EPA gets high court date on coal pollution
WASHINGTON -- The Supreme Court agreed to consider reviving an EPA rule that would curb emissions from coal-fired power plants, in a clash over the Obama administration's biggest air-quality effort.
A federal appeals court threw out the cross-state air pollution rule last year, saying the EPA had gone beyond its powers under federal law. That decision was a victory for coal companies and utilities, which called the measure one of the costliest ever issued under the Clean Air Act.
The administration seeks to reinstate a rule it says would prevent up to 34,000 premature deaths and produce as much as $280 billion a year in economic benefits.
The rule, which has never taken effect, caps emissions of sulfur dioxide and nitrogen oxides in 28 states whose pollution blows into neighboring jurisdictions. All are in the eastern two-thirds of the country.
"The U.S. Supreme Court is likely taking this case in order to reverse the D.C. Circuit panel's decision that is contrary to law and would further delay long-needed clean air standards necessary to protect our public health," Howard Lerner, executive director of the Environmental Law and Policy Center, said Monday in an emailed statement.

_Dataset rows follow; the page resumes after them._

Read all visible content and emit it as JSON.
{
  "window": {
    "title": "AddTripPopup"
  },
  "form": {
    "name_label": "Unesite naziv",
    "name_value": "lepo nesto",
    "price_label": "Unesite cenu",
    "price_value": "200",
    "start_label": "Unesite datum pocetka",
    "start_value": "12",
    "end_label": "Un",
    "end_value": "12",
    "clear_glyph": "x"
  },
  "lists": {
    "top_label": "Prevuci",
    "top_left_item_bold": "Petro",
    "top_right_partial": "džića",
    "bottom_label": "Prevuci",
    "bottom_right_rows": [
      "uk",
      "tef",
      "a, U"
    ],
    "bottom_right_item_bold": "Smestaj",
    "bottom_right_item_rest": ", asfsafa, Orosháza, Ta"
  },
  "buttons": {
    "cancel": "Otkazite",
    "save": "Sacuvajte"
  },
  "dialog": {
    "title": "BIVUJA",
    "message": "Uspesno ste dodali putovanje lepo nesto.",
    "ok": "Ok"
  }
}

The justices will hear arguments and rule during the nine-month term that starts in October.